Skip Navigation LinksHome > October 2013 - Volume 56 - Issue 10 > Utilization and Safety of Sodium Hyaluronate-Carboxymethylce...
Diseases of the Colon & Rectum:
doi: 10.1097/DCR.0b013e31829ec889
Original Contributions: Benign Colorectal Disease

Utilization and Safety of Sodium Hyaluronate-Carboxymethylcellulose Adhesion Barrier

Bashir, Shazia M.D.1; Ananth, Cande V. Ph.D.1; Lewin, Sharyn N. M.D.1,3; Burke, William M. M.D.1; Lu, Yu-Shiang M.S.1; Neugut, Alfred I. M.D., Ph.D.2,3,4; Herzog, Thomas J. M.D.1,4; Hershman, Dawn L. M.D.2,3,4; Wright, Jason D. M.D.1,4

Collapse Box

Abstract

BACKGROUND: Little is known about the use and toxicity of antiadhesion substances such as sodium hyaluronate-carboxymethylcellulose.

OBJECTIVE: We analyzed the patterns of use and safety of sodium hyaluronate-carboxymethylcellulose in patients undergoing colectomy and gynecologic surgery.

DESIGN: This is a retrospective cohort study.

SETTING: This study covered hospitals nationwide.

PATIENTS: All patients in the Premier Perspective database who underwent colectomy or hysterectomy from 2000 to 2010 were included in the analyses.

MAIN OUTCOME MEASURE: Hyaluronate-carboxymethylcellulose use was determined by billing codes. For the primary outcome, we used hierarchical mixed-effects logistic regression models to determine the factors associated with the use of hyaluronate-carboxymethylcellulose, whereas a propensity score-matched analysis was used to secondarily assess the association between hyaluronate-carboxymethylcellulose use and toxicity (abscess, bowel and wound complications, peritonitis).

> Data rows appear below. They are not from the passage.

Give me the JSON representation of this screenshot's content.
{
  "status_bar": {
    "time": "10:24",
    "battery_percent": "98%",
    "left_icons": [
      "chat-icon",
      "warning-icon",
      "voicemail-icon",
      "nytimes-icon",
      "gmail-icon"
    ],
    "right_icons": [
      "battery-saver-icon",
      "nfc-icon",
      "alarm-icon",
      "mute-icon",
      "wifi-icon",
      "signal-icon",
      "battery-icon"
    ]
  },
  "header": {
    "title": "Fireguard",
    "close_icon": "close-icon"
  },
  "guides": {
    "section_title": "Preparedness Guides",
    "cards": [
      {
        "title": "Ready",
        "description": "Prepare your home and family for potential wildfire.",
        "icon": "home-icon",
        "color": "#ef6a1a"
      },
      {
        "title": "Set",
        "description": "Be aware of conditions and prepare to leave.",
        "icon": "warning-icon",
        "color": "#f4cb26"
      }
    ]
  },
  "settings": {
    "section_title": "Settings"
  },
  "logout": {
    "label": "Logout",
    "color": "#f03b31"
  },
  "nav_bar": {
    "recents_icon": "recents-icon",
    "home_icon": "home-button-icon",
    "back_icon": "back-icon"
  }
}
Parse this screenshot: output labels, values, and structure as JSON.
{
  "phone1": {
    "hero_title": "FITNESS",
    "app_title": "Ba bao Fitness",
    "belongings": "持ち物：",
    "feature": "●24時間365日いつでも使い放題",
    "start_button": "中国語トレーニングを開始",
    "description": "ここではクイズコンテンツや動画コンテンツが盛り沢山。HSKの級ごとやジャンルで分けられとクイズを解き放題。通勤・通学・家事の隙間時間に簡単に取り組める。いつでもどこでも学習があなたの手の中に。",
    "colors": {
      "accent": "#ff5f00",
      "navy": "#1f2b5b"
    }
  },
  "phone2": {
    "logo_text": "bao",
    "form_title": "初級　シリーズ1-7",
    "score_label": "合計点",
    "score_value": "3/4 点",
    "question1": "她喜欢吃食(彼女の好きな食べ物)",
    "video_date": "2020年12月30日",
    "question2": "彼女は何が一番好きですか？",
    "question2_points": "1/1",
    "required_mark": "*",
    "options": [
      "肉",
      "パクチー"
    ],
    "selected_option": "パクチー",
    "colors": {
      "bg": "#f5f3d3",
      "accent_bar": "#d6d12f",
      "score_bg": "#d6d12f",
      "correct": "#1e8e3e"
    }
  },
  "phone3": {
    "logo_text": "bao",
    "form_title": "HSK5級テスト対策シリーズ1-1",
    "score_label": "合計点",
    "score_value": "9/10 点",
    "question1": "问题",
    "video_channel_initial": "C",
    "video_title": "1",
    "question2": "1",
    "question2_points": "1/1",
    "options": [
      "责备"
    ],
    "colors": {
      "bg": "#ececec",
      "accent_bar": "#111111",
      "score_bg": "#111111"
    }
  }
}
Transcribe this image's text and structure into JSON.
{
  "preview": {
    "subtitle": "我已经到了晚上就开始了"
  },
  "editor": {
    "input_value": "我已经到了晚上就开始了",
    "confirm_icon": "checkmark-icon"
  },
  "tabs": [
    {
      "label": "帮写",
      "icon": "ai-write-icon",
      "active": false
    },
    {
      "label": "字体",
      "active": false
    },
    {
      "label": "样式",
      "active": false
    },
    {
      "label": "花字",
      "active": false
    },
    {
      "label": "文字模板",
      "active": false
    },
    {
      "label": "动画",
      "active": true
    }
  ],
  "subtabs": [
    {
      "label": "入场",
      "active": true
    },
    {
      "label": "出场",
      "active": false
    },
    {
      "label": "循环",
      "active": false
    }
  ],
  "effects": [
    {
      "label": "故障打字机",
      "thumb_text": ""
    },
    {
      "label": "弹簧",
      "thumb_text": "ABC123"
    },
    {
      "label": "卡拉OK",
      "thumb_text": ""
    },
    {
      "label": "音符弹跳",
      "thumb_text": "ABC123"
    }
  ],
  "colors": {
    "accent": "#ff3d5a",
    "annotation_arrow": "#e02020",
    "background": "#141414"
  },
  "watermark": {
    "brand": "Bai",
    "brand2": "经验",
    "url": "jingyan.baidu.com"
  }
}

RESULTS: We identified 382,355 patients who underwent hysterectomy and 267,368 who underwent colectomy. For hysterectomy, hyaluronate-carboxymethylcellulose use was 5.0% overall, increasing from 1.1% in 2000 to 9.8% in 2010. Hyaluronate-carboxymethylcellulose was used in 8.1% of those who underwent colectomy and increased from 6.2% in 2000 to 12.4% in 2010. The year of diagnosis and procedure volume of the attending surgeon were the strongest predictors of hyaluronate-carboxymethylcellulose use. After matching and risk adjustment, hyaluronate-carboxymethylcellulose use was not associated with abscess formation (1.5% vs 1.5%) (relative risk = 0.97; 95% CI, 0.84–1.12) in those who underwent hysterectomy. A patient receiving hyaluronate-carboxymethylcellulose had a 13% increased risk of abscess (17.4% vs 15.0%) (relative risk = 1.13; 95% CI, 1.08–1.17) after colectomy.

LIMITATIONS: This was an observational study.

CONCLUSION: Hyaluronate-carboxymethylcellulose use has increased over the past decade for colectomy and hysterectomy. Although there is no association between hyaluronate-carboxymethylcellulose use and abscess following hysterectomy, hyaluronate-carboxymethylcellulose use was associated with a small increased risk of abscess after colectomy.

© 2013 The American Society of Colon and Rectal Surgeons

Login

Article Tools

Share

Search for Similar Articles
You may search for similar articles that contain these same keywords or you may modify the keyword list to augment your search.